DESCRIPTION OF THE TASK:
Could you copy out all of the entries exactly?
::::
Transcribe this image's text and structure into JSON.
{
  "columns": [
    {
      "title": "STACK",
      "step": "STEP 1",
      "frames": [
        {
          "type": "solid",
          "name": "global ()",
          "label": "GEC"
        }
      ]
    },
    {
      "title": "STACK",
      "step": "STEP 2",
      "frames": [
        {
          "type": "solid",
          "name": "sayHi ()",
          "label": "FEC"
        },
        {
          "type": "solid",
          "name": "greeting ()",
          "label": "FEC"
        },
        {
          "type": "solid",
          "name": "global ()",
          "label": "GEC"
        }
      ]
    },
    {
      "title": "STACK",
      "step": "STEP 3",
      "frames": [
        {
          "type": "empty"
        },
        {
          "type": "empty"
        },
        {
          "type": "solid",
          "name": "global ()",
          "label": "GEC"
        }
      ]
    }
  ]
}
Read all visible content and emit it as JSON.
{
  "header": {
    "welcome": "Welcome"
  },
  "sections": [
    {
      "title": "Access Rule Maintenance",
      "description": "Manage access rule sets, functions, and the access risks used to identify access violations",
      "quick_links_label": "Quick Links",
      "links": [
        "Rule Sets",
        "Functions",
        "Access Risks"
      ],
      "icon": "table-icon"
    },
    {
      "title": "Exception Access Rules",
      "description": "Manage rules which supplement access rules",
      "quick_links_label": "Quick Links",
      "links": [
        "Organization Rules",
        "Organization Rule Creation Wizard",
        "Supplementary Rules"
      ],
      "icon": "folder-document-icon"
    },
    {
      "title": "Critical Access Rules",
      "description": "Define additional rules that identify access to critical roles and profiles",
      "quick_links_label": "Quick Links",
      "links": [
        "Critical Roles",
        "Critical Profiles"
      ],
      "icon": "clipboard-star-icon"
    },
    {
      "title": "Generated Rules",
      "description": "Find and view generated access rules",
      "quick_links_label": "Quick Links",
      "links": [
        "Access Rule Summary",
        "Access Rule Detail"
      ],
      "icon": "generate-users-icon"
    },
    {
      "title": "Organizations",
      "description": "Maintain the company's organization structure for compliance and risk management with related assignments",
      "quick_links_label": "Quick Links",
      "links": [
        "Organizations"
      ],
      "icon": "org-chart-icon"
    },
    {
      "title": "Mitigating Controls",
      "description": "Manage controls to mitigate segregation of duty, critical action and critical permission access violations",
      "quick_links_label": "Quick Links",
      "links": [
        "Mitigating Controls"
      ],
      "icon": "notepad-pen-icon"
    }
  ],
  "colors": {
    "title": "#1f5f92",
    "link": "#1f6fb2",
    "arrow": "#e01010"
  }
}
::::
SOLUTION TO THE PROBLEM:
Transcribe this image's text and structure into JSON.
{
  "columns": [
    {
      "title": "STACK",
      "step": "STEP 1",
      "frames": [
        {
          "type": "solid",
          "name": "global ()",
          "label": "GEC"
        }
      ]
    },
    {
      "title": "STACK",
      "step": "STEP 2",
      "frames": [
        {
          "type": "solid",
          "name": "sayHi ()",
          "label": "FEC"
        },
        {
          "type": "solid",
          "name": "greeting ()",
          "label": "FEC"
        },
        {
          "type": "solid",
          "name": "global ()",
          "label": "GEC"
        }
      ]
    },
    {
      "title": "STACK",
      "step": "STEP 3",
      "frames": [
        {
          "type": "empty"
        },
        {
          "type": "empty"
        },
        {
          "type": "solid",
          "name": "global ()",
          "label": "GEC"
        }
      ]
    }
  ]
}
Read all visible content and emit it as JSON.
{
  "header": {
    "welcome": "Welcome"
  },
  "sections": [
    {
      "title": "Access Rule Maintenance",
      "description": "Manage access rule sets, functions, and the access risks used to identify access violations",
      "quick_links_label": "Quick Links",
      "links": [
        "Rule Sets",
        "Functions",
        "Access Risks"
      ],
      "icon": "table-icon"
    },
    {
      "title": "Exception Access Rules",
      "description": "Manage rules which supplement access rules",
      "quick_links_label": "Quick Links",
      "links": [
        "Organization Rules",
        "Organization Rule Creation Wizard",
        "Supplementary Rules"
      ],
      "icon": "folder-document-icon"
    },
    {
      "title": "Critical Access Rules",
      "description": "Define additional rules that identify access to critical roles and profiles",
      "quick_links_label": "Quick Links",
      "links": [
        "Critical Roles",
        "Critical Profiles"
      ],
      "icon": "clipboard-star-icon"
    },
    {
      "title": "Generated Rules",
      "description": "Find and view generated access rules",
      "quick_links_label": "Quick Links",
      "links": [
        "Access Rule Summary",
        "Access Rule Detail"
      ],
      "icon": "generate-users-icon"
    },
    {
      "title": "Organizations",
      "description": "Maintain the company's organization structure for compliance and risk management with related assignments",
      "quick_links_label": "Quick Links",
      "links": [
        "Organizations"
      ],
      "icon": "org-chart-icon"
    },
    {
      "title": "Mitigating Controls",
      "description": "Manage controls to mitigate segregation of duty, critical action and critical permission access violations",
      "quick_links_label": "Quick Links",
      "links": [
        "Mitigating Controls"
      ],
      "icon": "notepad-pen-icon"
    }
  ],
  "colors": {
    "title": "#1f5f92",
    "link": "#1f6fb2",
    "arrow": "#e01010"
  }
}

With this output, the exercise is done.